It’s been a year-long process to fill a position that advocates say is critical to providing independent investigations into police use of force deaths.
“For more than a year we’ve been asking that the pool of candidates be expanded to include more than those currently employed at the state’s Division of Criminal Justice, and it’s encourage that it seems to be the case,” said Claudine Fox, public policy and advocate director for the American Civil Liberties Union Connecticut Chapter. “However it remains to be seen if the person picked for this role will be committed to valuing Black lives by holding police accountable for violence.”
Members of the CT ACLU have called for several years for independent investigations of deadly use of police force. The investigations are currently done by a state’s attorney from a different district than where the deadly event occurred, and the results have overwhelmingly exonerated police. In some cases, the investigations have taken years and the family of the person who died has gone without any formally released information.
The inspector general job was created by the 2020 Police Accountability law but has been in limbo since September of 2020, when the Criminal Justice Commission deadlocked on the two prosecutors from the Division of Criminal Justice vying for the position.
Under the original legislation, only prosecutors from the division were allowed to apply. Advocates called for a broader range of candidates since state prosecutors often work side-by-side with the police they now would have to investigate.
Gov. Ned Lamont signed a separate law in May that opened up the qualifications to include attorneys with investigatory experience who work outside of the division. The person who is hired will be considered the third deputy chief state’s attorney, so they will have prosecutorial powers. However, the position is considered independent from the division. The law that passed in May also requires the chair of the commission to select a candidate if another deadlock occurs.
Qualified civil rights attorneys, federal prosecutors and even judges were able to apply when the process reopened in June. The commission is required under the law to make the appointment for a four-year term by Oct. 1. The salary is $167,183 a year.
The person who is hired will then have to choose a team of investigators and set up office space to begin work.
The inspector general is expected to conduct extensive investigations into deadly use of force incidents and then determine if police were justified in applying deadly force under state statutes. If it is determined that an officer was not justified, the inspector general can bring criminal charges and would prosecute the case.

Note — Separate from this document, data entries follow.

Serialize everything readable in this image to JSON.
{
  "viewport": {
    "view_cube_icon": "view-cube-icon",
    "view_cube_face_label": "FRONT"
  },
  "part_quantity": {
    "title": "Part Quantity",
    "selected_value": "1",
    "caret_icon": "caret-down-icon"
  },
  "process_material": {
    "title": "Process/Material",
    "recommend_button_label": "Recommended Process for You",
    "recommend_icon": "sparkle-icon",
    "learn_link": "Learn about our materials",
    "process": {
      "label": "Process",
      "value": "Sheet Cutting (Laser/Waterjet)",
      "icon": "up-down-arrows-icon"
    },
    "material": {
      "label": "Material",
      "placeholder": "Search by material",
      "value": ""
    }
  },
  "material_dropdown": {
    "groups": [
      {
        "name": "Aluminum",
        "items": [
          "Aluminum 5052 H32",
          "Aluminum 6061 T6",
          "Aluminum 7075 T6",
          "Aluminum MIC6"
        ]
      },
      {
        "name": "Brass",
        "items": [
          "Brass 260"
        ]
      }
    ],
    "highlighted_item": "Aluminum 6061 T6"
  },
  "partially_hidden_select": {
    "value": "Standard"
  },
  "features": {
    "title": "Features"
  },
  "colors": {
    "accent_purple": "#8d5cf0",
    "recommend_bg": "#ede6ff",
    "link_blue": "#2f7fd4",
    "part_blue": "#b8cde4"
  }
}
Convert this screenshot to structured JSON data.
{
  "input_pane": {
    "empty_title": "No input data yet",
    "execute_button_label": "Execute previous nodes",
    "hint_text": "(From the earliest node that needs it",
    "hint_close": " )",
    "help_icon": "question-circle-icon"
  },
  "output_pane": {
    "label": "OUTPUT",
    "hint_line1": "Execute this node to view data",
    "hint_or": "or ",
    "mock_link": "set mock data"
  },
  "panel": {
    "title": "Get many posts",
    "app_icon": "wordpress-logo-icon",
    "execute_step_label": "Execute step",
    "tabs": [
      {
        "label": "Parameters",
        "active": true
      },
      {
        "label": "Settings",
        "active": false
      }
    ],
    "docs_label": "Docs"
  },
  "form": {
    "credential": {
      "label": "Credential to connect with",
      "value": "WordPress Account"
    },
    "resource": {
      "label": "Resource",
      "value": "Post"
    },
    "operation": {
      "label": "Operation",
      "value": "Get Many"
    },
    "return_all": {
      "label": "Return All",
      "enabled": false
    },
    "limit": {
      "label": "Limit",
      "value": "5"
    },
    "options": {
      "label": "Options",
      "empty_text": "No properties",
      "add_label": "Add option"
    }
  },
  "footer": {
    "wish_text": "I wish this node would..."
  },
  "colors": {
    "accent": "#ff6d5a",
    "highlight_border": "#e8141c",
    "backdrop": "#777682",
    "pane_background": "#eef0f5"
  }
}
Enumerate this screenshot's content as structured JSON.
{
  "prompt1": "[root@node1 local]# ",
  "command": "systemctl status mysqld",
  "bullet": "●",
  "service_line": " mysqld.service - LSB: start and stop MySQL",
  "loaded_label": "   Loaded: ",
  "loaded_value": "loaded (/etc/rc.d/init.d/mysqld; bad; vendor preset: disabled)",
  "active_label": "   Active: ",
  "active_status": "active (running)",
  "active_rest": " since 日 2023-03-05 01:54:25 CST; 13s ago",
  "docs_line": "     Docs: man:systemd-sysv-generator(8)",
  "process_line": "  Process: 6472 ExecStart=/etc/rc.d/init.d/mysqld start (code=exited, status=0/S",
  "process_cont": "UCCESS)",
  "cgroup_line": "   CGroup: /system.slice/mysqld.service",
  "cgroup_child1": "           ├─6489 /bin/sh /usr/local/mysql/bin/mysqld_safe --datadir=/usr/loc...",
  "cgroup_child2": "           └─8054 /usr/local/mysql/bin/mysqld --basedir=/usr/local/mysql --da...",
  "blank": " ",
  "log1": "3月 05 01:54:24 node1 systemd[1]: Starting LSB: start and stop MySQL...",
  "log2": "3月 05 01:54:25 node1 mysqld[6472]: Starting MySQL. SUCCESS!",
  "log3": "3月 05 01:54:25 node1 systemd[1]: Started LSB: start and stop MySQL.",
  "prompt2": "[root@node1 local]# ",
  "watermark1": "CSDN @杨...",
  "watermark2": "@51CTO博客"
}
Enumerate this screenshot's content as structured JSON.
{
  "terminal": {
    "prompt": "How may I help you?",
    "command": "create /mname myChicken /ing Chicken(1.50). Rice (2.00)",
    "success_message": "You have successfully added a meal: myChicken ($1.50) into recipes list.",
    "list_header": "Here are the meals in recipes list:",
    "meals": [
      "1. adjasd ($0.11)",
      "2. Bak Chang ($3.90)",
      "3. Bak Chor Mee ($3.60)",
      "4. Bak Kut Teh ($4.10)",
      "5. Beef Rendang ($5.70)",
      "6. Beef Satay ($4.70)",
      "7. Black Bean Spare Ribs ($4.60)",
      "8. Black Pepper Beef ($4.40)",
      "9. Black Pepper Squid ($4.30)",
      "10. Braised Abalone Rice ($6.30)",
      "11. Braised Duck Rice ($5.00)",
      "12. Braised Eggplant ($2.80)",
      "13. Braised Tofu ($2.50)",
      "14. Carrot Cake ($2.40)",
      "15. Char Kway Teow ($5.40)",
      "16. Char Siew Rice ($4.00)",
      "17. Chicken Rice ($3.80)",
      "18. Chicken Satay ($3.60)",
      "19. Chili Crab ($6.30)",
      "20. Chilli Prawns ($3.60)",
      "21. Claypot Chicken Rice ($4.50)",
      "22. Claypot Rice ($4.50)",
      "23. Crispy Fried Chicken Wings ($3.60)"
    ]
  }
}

The Office of the Inspector General is expected to conduct about 25 investigations a year including examinations of in-custody deaths that occur at municipal police departments and within the state Department of Correction.